> [Task details]
Scan the entries and tally the lines that include the string "luanqi". Reply with the figure alone.
[Entries shown — start]
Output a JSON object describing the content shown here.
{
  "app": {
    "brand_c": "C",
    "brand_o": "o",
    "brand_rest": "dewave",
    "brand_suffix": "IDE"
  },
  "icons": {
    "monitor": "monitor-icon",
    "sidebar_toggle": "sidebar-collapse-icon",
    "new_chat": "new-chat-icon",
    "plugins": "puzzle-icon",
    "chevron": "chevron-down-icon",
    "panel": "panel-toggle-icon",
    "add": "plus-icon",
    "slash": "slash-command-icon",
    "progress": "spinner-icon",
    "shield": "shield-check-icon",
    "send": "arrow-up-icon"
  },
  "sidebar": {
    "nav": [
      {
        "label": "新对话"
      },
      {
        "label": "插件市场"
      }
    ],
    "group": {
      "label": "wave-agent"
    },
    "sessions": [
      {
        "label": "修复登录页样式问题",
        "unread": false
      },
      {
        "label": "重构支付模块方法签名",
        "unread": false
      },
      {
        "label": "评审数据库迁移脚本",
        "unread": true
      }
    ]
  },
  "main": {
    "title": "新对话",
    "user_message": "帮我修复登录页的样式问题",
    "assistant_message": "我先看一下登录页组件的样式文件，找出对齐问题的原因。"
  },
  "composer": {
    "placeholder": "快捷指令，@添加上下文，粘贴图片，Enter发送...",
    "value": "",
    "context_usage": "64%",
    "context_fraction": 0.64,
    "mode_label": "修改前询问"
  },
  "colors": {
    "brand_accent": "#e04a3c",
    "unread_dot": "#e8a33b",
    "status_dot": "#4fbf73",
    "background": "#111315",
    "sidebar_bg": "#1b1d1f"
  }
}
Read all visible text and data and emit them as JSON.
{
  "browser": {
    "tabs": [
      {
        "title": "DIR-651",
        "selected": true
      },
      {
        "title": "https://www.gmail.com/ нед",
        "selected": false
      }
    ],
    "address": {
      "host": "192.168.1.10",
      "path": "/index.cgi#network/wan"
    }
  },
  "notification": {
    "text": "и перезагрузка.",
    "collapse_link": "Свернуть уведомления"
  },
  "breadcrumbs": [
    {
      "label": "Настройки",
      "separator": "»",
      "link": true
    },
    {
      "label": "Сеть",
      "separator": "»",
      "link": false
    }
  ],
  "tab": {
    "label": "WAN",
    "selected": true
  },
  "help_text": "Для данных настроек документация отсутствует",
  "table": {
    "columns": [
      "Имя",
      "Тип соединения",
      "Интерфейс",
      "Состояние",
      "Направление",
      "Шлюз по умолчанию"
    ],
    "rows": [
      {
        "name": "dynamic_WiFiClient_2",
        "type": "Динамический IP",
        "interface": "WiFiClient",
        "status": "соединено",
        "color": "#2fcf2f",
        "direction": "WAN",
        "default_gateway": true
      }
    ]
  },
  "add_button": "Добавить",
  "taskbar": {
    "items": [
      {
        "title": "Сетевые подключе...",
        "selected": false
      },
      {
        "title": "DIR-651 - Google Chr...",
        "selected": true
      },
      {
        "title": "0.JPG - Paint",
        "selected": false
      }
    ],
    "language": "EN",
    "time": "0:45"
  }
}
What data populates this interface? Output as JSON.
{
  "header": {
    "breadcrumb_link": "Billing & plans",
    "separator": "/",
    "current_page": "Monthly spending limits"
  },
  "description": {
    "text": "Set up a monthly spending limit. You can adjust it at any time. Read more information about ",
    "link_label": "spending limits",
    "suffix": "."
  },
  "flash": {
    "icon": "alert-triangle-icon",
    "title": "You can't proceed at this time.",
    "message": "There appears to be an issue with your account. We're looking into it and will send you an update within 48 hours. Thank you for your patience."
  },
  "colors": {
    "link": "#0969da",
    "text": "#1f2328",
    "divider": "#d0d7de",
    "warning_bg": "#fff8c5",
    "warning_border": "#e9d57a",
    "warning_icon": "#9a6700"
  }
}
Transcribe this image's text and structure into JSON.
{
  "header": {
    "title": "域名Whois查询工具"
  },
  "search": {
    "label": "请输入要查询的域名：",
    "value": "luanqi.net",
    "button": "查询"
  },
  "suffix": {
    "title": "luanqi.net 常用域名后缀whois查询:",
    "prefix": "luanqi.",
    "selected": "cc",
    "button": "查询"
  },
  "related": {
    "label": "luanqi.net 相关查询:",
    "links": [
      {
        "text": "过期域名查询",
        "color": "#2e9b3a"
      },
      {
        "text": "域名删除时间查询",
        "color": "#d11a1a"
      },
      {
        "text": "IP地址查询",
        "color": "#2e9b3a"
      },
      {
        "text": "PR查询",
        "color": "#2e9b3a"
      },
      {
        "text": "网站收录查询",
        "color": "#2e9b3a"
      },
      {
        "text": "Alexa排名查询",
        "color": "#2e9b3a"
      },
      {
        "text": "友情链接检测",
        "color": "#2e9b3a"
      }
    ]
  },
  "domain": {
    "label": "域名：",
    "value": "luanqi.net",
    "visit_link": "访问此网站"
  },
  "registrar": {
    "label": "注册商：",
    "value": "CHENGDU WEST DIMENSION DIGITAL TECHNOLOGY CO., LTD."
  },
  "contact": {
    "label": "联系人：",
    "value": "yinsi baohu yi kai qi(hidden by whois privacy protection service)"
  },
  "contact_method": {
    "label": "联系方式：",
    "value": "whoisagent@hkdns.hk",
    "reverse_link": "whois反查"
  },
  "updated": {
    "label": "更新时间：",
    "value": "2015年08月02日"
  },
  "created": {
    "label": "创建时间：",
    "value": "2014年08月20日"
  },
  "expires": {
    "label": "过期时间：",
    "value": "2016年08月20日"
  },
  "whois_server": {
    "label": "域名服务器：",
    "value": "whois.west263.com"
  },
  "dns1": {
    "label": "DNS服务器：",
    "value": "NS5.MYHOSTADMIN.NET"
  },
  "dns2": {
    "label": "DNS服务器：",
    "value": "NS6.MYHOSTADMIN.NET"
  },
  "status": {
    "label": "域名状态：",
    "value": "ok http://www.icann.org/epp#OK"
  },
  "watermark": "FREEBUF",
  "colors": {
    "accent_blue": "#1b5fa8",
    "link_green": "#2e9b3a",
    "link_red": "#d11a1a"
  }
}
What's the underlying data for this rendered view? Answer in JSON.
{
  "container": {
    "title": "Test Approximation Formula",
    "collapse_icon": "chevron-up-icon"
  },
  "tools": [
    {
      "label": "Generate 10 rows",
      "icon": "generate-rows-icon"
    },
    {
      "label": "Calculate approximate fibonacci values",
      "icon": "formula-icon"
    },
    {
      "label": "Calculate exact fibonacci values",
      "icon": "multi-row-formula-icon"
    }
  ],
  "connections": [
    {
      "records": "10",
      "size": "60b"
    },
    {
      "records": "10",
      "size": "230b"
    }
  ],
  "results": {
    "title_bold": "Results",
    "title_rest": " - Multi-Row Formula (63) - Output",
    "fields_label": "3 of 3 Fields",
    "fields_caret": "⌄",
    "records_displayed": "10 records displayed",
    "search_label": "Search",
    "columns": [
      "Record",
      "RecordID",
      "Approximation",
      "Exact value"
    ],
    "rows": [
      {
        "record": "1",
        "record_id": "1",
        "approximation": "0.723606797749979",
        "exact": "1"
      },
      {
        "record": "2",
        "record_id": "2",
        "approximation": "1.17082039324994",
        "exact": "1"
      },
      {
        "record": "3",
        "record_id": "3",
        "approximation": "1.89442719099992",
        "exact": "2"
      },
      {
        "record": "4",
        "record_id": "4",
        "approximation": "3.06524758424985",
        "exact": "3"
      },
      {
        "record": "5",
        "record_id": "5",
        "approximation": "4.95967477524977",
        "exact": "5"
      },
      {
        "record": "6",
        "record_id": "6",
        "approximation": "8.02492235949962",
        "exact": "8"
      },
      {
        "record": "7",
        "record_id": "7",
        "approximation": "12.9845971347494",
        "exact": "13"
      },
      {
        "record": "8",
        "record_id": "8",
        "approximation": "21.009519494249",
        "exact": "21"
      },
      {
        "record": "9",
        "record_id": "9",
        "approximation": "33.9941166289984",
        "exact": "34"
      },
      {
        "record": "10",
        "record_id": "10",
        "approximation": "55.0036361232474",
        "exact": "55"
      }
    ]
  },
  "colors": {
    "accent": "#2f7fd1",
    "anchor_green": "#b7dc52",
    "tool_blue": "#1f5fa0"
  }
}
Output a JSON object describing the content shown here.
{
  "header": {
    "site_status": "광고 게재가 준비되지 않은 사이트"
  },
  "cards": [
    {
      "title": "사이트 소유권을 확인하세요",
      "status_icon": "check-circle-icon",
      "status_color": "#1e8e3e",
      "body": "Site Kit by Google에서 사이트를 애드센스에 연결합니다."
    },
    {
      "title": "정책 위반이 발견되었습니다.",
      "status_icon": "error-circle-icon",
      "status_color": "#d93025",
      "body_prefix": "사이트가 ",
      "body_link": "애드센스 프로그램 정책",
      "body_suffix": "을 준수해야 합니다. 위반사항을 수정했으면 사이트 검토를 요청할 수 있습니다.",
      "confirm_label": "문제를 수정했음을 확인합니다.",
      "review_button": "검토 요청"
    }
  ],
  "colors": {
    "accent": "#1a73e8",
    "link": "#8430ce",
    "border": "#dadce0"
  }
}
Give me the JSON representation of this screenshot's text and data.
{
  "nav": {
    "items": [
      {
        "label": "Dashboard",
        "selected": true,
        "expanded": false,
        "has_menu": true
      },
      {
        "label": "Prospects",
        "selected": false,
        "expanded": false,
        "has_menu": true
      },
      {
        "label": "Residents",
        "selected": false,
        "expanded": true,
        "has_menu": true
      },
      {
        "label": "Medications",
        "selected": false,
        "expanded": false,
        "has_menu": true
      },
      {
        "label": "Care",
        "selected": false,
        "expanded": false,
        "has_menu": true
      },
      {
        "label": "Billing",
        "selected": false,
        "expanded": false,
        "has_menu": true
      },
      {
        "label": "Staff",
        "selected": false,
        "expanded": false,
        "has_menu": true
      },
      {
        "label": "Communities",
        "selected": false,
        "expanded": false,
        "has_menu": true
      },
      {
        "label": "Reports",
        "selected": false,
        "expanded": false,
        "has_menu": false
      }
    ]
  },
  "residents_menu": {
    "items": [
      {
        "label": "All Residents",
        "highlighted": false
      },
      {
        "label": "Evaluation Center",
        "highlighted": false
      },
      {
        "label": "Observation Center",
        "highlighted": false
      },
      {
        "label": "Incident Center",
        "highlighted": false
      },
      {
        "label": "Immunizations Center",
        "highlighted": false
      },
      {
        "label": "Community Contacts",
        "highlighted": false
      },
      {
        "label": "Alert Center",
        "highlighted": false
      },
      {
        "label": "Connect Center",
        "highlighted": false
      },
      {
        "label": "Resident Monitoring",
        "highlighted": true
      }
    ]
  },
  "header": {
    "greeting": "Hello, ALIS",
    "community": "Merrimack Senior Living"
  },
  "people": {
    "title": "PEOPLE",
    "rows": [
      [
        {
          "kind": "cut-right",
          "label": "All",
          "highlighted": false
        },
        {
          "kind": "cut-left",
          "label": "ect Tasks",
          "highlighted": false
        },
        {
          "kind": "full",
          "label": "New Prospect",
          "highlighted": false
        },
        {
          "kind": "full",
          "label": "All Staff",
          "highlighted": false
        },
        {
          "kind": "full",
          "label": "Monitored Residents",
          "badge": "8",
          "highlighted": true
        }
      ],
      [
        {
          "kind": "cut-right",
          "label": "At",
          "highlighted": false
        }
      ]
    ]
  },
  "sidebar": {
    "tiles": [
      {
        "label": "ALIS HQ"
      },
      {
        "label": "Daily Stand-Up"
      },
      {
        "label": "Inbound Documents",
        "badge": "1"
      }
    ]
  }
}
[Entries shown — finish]
> [Result for this task]
5